Essay on Industrial Separation of Air

Submitted By NC3362
Words: 740
Pages: 3

Industrial separation of air
The mixture of air is found in the atmosphere of the earth and when dry, it is relatively uniform in composition, consisting of only four gases, whereas air that is more ambient contains a number of other gases. The process used to separate air in industries is known as cryogenic distillation, or fractional distillation. This process is can be very simple (depending on the number of products being separated) and involves separating each element one at a time using their boiling points. Once the air is separated into its components, many elements are produced. These include nitrogen, oxygen, argon, krypton, hydrogen, helium, carbon dioxide, xenon and neon.

Process: Cryogenic distillation consists of two phases (gas and liquid) and is usually used in medium to large scale plants to produce elements such as nitrogen, oxygen and argon as gases and/or liquid products. This process is the preferred method for generating high purity oxygen and nitrogen and is common amongst many plants. The process begins by compressing the air to somewhere between 5 to 8 bars. The compressed air is then cooled and the majority of the water vapour in the incoming air is condensed and removed, as the air passes through several coolers, including an aftercooler. Next, the components of air must be removed. First, the carbon dioxide and water are removed through the use of a molecular sieve. The molecules of these elements are absorbed onto the surface of the sieve and then contained in vessels.

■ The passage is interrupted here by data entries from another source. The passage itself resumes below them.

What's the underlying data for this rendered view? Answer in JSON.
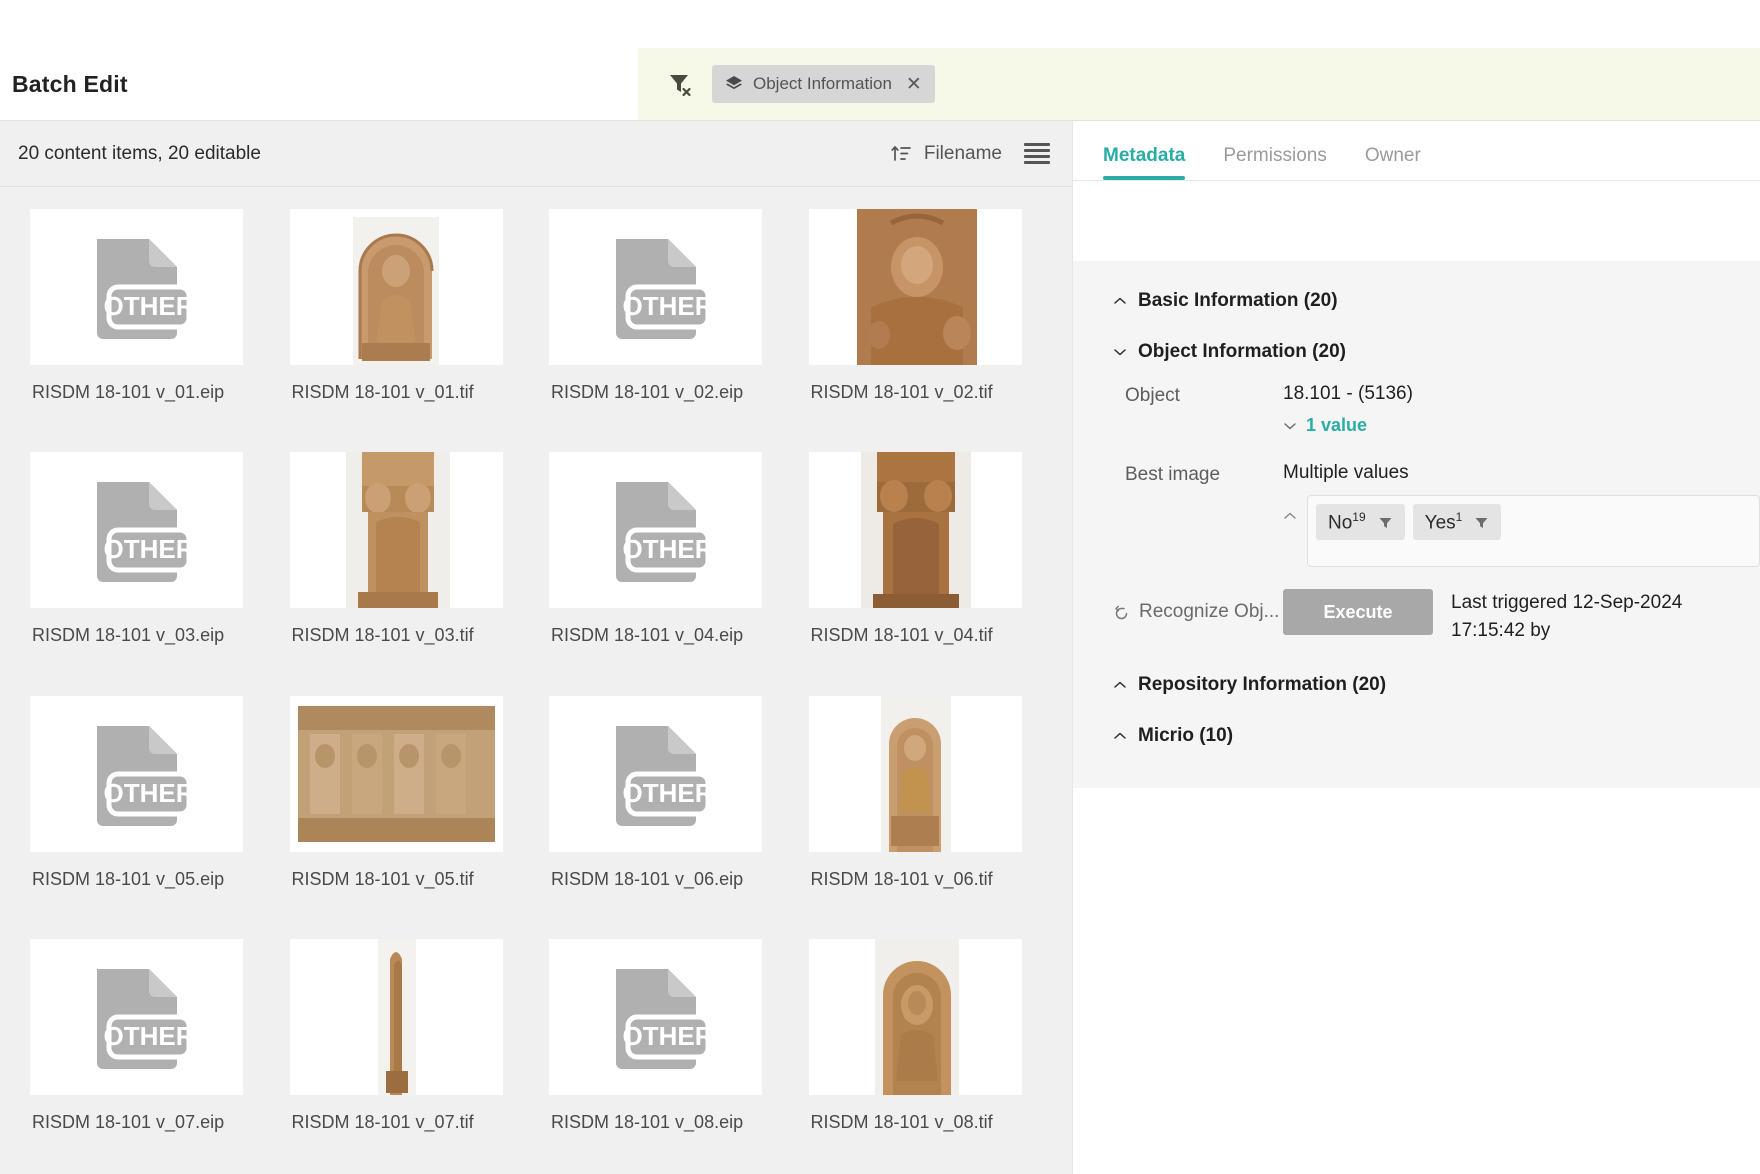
{
  "header": {
    "title": "Batch Edit",
    "filter_clear_icon": "filter-clear-icon",
    "active_filter": {
      "icon": "layers-icon",
      "label": "Object Information",
      "close": "✕"
    }
  },
  "left_pane": {
    "items_count": "20 content items, 20 editable",
    "sort": {
      "icon": "sort-ascending-icon",
      "label": "Filename"
    },
    "view_toggle_icon": "list-view-icon",
    "items": [
      {
        "name": "RISDM 18-101 v_01.eip",
        "type": "other"
      },
      {
        "name": "RISDM 18-101 v_01.tif",
        "type": "photo",
        "variant": "stele-seated"
      },
      {
        "name": "RISDM 18-101 v_02.eip",
        "type": "other"
      },
      {
        "name": "RISDM 18-101 v_02.tif",
        "type": "photo",
        "variant": "relief-close"
      },
      {
        "name": "RISDM 18-101 v_03.eip",
        "type": "other"
      },
      {
        "name": "RISDM 18-101 v_03.tif",
        "type": "photo",
        "variant": "pillar-lions"
      },
      {
        "name": "RISDM 18-101 v_04.eip",
        "type": "other"
      },
      {
        "name": "RISDM 18-101 v_04.tif",
        "type": "photo",
        "variant": "pillar-lions-dark"
      },
      {
        "name": "RISDM 18-101 v_05.eip",
        "type": "other"
      },
      {
        "name": "RISDM 18-101 v_05.tif",
        "type": "photo",
        "variant": "base-frieze"
      },
      {
        "name": "RISDM 18-101 v_06.eip",
        "type": "other"
      },
      {
        "name": "RISDM 18-101 v_06.tif",
        "type": "photo",
        "variant": "stele-tall"
      },
      {
        "name": "RISDM 18-101 v_07.eip",
        "type": "other"
      },
      {
        "name": "RISDM 18-101 v_07.tif",
        "type": "photo",
        "variant": "edge-thin"
      },
      {
        "name": "RISDM 18-101 v_08.eip",
        "type": "other"
      },
      {
        "name": "RISDM 18-101 v_08.tif",
        "type": "photo",
        "variant": "stele-arched"
      }
    ],
    "placeholder_label": "OTHER"
  },
  "right_pane": {
    "tabs": [
      {
        "label": "Metadata",
        "active": true
      },
      {
        "label": "Permissions",
        "active": false
      },
      {
        "label": "Owner",
        "active": false
      }
    ],
    "sections": {
      "basic_information": {
        "title": "Basic Information (20)",
        "state": "collapsed"
      },
      "object_information": {
        "title": "Object Information (20)",
        "state": "expanded"
      },
      "repository_information": {
        "title": "Repository Information (20)",
        "state": "collapsed"
      },
      "micrio": {
        "title": "Micrio (10)",
        "state": "collapsed"
      }
    },
    "fields": {
      "object": {
        "label": "Object",
        "value": "18.101 - (5136)",
        "sub_value": "1 value"
      },
      "best_image": {
        "label": "Best image",
        "value": "Multiple values",
        "chips": [
          {
            "text": "No",
            "count": "19",
            "filter_icon": "filter-icon"
          },
          {
            "text": "Yes",
            "count": "1",
            "filter_icon": "filter-icon"
          }
        ]
      },
      "recognize_object": {
        "label": "Recognize Obj...",
        "reset_icon": "reset-icon",
        "button": "Execute",
        "trigger_info": "Last triggered 12-Sep-2024 17:15:42 by"
      }
    }
  },
  "colors": {
    "accent": "#2aada6",
    "filter_bar_bg": "#f6f8e8",
    "chip_bg": "#d6d6d6",
    "panel_bg": "#f5f5f5",
    "grid_bg": "#f0f0f0",
    "execute_btn": "#a8a8a8"
  }
}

The next step involves heat transfer against product and waste gas streams to bring the air to cryogenic temperatures, which is approximately -185ºC. The cooling of the air is done in aluminium heat exchangers, which allows exchange of heat between the incoming cool air and the waste gas streams exiting the separation process. This minimises the amount of refrigeration that is required by the plant, thus saving energy. Next, the air undergoes fractional distillation in order to separate it into the desired components. Oxygen (bp: -183ºC) and nitrogen (bp: -195.8ºC) are removed using two distillation columns in series. The varying pressures inside these columns ensure that nitrogen leaves the top of each column and oxygen leaves the bottom. However, because argon (bp: 185.8ºC) has a similar boiling point to oxygen, it will most likely stay with it, and therefore needs to be removed. Its removal occurs in the low pressure distillation column where the argon concentration level is at its highest. The removed argon is then processed through a third column made especially for it. The argon is then vented, processed further or collected as a liquid. As indicated via the process, the separation of air is based primarily on temperature difference and different boiling points of each of the elements. This is a key factor in the separation…